[ACTIVITY]: Take the data that follows and retype it word for word.
DATA SUPPLIED below:
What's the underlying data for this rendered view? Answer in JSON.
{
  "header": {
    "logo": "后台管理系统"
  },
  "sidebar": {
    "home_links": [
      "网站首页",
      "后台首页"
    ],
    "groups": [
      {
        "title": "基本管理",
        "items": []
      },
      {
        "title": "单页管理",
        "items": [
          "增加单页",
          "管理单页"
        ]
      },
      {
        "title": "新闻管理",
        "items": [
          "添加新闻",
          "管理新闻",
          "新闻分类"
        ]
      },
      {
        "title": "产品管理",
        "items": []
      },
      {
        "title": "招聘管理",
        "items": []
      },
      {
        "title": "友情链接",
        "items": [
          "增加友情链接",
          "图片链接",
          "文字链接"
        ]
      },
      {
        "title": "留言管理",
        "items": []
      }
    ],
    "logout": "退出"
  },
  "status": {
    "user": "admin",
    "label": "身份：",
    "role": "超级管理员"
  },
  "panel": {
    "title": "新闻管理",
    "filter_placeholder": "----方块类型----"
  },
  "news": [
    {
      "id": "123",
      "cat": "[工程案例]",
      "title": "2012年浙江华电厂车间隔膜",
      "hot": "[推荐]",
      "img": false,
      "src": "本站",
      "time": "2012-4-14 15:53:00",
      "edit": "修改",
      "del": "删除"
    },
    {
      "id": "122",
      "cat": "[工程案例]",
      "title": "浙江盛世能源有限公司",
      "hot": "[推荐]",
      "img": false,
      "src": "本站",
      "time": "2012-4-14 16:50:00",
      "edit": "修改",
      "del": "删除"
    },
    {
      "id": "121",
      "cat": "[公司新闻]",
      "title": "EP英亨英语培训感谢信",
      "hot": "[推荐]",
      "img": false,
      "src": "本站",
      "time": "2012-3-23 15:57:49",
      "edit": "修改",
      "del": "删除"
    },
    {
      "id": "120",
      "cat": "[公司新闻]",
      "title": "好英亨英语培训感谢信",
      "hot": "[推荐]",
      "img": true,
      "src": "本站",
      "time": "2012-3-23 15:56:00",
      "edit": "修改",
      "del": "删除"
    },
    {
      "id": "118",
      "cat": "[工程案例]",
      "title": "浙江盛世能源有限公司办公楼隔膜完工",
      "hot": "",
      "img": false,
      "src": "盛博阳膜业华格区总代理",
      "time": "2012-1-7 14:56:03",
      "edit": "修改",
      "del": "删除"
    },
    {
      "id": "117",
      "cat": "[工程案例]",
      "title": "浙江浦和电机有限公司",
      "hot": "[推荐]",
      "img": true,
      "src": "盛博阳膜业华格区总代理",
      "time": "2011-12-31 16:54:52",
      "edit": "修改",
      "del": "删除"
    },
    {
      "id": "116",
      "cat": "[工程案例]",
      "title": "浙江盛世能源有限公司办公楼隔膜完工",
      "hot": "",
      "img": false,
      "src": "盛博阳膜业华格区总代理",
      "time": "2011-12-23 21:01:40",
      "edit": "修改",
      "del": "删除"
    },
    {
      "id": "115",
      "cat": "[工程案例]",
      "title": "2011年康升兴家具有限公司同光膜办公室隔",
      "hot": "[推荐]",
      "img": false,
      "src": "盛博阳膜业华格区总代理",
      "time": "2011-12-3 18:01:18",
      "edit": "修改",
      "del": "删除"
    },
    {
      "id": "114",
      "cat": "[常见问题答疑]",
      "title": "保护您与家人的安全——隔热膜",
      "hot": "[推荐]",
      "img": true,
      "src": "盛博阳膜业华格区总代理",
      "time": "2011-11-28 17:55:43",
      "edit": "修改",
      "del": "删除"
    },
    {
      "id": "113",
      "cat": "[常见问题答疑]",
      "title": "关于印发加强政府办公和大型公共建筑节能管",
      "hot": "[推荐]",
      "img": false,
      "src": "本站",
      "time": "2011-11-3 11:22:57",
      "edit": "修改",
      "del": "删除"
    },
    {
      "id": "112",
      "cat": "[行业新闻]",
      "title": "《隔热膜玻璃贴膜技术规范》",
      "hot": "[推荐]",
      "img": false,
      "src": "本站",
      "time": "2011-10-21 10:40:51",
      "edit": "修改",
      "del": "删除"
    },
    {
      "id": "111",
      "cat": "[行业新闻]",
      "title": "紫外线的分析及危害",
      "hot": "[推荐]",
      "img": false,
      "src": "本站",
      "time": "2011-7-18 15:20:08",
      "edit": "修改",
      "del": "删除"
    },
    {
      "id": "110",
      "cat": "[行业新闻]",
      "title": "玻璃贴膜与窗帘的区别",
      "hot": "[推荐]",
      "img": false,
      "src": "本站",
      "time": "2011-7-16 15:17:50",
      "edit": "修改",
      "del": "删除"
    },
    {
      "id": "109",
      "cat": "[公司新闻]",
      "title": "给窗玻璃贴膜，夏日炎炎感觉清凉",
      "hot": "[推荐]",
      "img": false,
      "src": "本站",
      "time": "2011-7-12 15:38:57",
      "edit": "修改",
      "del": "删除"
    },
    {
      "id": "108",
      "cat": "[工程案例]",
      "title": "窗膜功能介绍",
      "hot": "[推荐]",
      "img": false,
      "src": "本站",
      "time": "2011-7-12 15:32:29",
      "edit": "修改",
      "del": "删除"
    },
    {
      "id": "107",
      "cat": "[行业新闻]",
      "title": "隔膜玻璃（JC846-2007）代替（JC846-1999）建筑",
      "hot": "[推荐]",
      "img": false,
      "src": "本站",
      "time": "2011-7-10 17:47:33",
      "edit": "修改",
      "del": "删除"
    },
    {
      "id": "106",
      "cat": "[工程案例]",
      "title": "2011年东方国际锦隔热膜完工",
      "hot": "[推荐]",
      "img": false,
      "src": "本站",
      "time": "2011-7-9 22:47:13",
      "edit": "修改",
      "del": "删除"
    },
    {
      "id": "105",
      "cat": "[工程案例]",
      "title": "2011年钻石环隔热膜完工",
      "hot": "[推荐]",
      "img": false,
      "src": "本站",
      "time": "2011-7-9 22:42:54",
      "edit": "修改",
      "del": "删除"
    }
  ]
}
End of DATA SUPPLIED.
[SOLUTION TO THIS EXERCISE]:
What's the underlying data for this rendered view? Answer in JSON.
{
  "header": {
    "logo": "后台管理系统"
  },
  "sidebar": {
    "home_links": [
      "网站首页",
      "后台首页"
    ],
    "groups": [
      {
        "title": "基本管理",
        "items": []
      },
      {
        "title": "单页管理",
        "items": [
          "增加单页",
          "管理单页"
        ]
      },
      {
        "title": "新闻管理",
        "items": [
          "添加新闻",
          "管理新闻",
          "新闻分类"
        ]
      },
      {
        "title": "产品管理",
        "items": []
      },
      {
        "title": "招聘管理",
        "items": []
      },
      {
        "title": "友情链接",
        "items": [
          "增加友情链接",
          "图片链接",
          "文字链接"
        ]
      },
      {
        "title": "留言管理",
        "items": []
      }
    ],
    "logout": "退出"
  },
  "status": {
    "user": "admin",
    "label": "身份：",
    "role": "超级管理员"
  },
  "panel": {
    "title": "新闻管理",
    "filter_placeholder": "----方块类型----"
  },
  "news": [
    {
      "id": "123",
      "cat": "[工程案例]",
      "title": "2012年浙江华电厂车间隔膜",
      "hot": "[推荐]",
      "img": false,
      "src": "本站",
      "time": "2012-4-14 15:53:00",
      "edit": "修改",
      "del": "删除"
    },
    {
      "id": "122",
      "cat": "[工程案例]",
      "title": "浙江盛世能源有限公司",
      "hot": "[推荐]",
      "img": false,
      "src": "本站",
      "time": "2012-4-14 16:50:00",
      "edit": "修改",
      "del": "删除"
    },
    {
      "id": "121",
      "cat": "[公司新闻]",
      "title": "EP英亨英语培训感谢信",
      "hot": "[推荐]",
      "img": false,
      "src": "本站",
      "time": "2012-3-23 15:57:49",
      "edit": "修改",
      "del": "删除"
    },
    {
      "id": "120",
      "cat": "[公司新闻]",
      "title": "好英亨英语培训感谢信",
      "hot": "[推荐]",
      "img": true,
      "src": "本站",
      "time": "2012-3-23 15:56:00",
      "edit": "修改",
      "del": "删除"
    },
    {
      "id": "118",
      "cat": "[工程案例]",
      "title": "浙江盛世能源有限公司办公楼隔膜完工",
      "hot": "",
      "img": false,
      "src": "盛博阳膜业华格区总代理",
      "time": "2012-1-7 14:56:03",
      "edit": "修改",
      "del": "删除"
    },
    {
      "id": "117",
      "cat": "[工程案例]",
      "title": "浙江浦和电机有限公司",
      "hot": "[推荐]",
      "img": true,
      "src": "盛博阳膜业华格区总代理",
      "time": "2011-12-31 16:54:52",
      "edit": "修改",
      "del": "删除"
    },
    {
      "id": "116",
      "cat": "[工程案例]",
      "title": "浙江盛世能源有限公司办公楼隔膜完工",
      "hot": "",
      "img": false,
      "src": "盛博阳膜业华格区总代理",
      "time": "2011-12-23 21:01:40",
      "edit": "修改",
      "del": "删除"
    },
    {
      "id": "115",
      "cat": "[工程案例]",
      "title": "2011年康升兴家具有限公司同光膜办公室隔",
      "hot": "[推荐]",
      "img": false,
      "src": "盛博阳膜业华格区总代理",
      "time": "2011-12-3 18:01:18",
      "edit": "修改",
      "del": "删除"
    },
    {
      "id": "114",
      "cat": "[常见问题答疑]",
      "title": "保护您与家人的安全——隔热膜",
      "hot": "[推荐]",
      "img": true,
      "src": "盛博阳膜业华格区总代理",
      "time": "2011-11-28 17:55:43",
      "edit": "修改",
      "del": "删除"
    },
    {
      "id": "113",
      "cat": "[常见问题答疑]",
      "title": "关于印发加强政府办公和大型公共建筑节能管",
      "hot": "[推荐]",
      "img": false,
      "src": "本站",
      "time": "2011-11-3 11:22:57",
      "edit": "修改",
      "del": "删除"
    },
    {
      "id": "112",
      "cat": "[行业新闻]",
      "title": "《隔热膜玻璃贴膜技术规范》",
      "hot": "[推荐]",
      "img": false,
      "src": "本站",
      "time": "2011-10-21 10:40:51",
      "edit": "修改",
      "del": "删除"
    },
    {
      "id": "111",
      "cat": "[行业新闻]",
      "title": "紫外线的分析及危害",
      "hot": "[推荐]",
      "img": false,
      "src": "本站",
      "time": "2011-7-18 15:20:08",
      "edit": "修改",
      "del": "删除"
    },
    {
      "id": "110",
      "cat": "[行业新闻]",
      "title": "玻璃贴膜与窗帘的区别",
      "hot": "[推荐]",
      "img": false,
      "src": "本站",
      "time": "2011-7-16 15:17:50",
      "edit": "修改",
      "del": "删除"
    },
    {
      "id": "109",
      "cat": "[公司新闻]",
      "title": "给窗玻璃贴膜，夏日炎炎感觉清凉",
      "hot": "[推荐]",
      "img": false,
      "src": "本站",
      "time": "2011-7-12 15:38:57",
      "edit": "修改",
      "del": "删除"
    },
    {
      "id": "108",
      "cat": "[工程案例]",
      "title": "窗膜功能介绍",
      "hot": "[推荐]",
      "img": false,
      "src": "本站",
      "time": "2011-7-12 15:32:29",
      "edit": "修改",
      "del": "删除"
    },
    {
      "id": "107",
      "cat": "[行业新闻]",
      "title": "隔膜玻璃（JC846-2007）代替（JC846-1999）建筑",
      "hot": "[推荐]",
      "img": false,
      "src": "本站",
      "time": "2011-7-10 17:47:33",
      "edit": "修改",
      "del": "删除"
    },
    {
      "id": "106",
      "cat": "[工程案例]",
      "title": "2011年东方国际锦隔热膜完工",
      "hot": "[推荐]",
      "img": false,
      "src": "本站",
      "time": "2011-7-9 22:47:13",
      "edit": "修改",
      "del": "删除"
    },
    {
      "id": "105",
      "cat": "[工程案例]",
      "title": "2011年钻石环隔热膜完工",
      "hot": "[推荐]",
      "img": false,
      "src": "本站",
      "time": "2011-7-9 22:42:54",
      "edit": "修改",
      "del": "删除"
    }
  ]
}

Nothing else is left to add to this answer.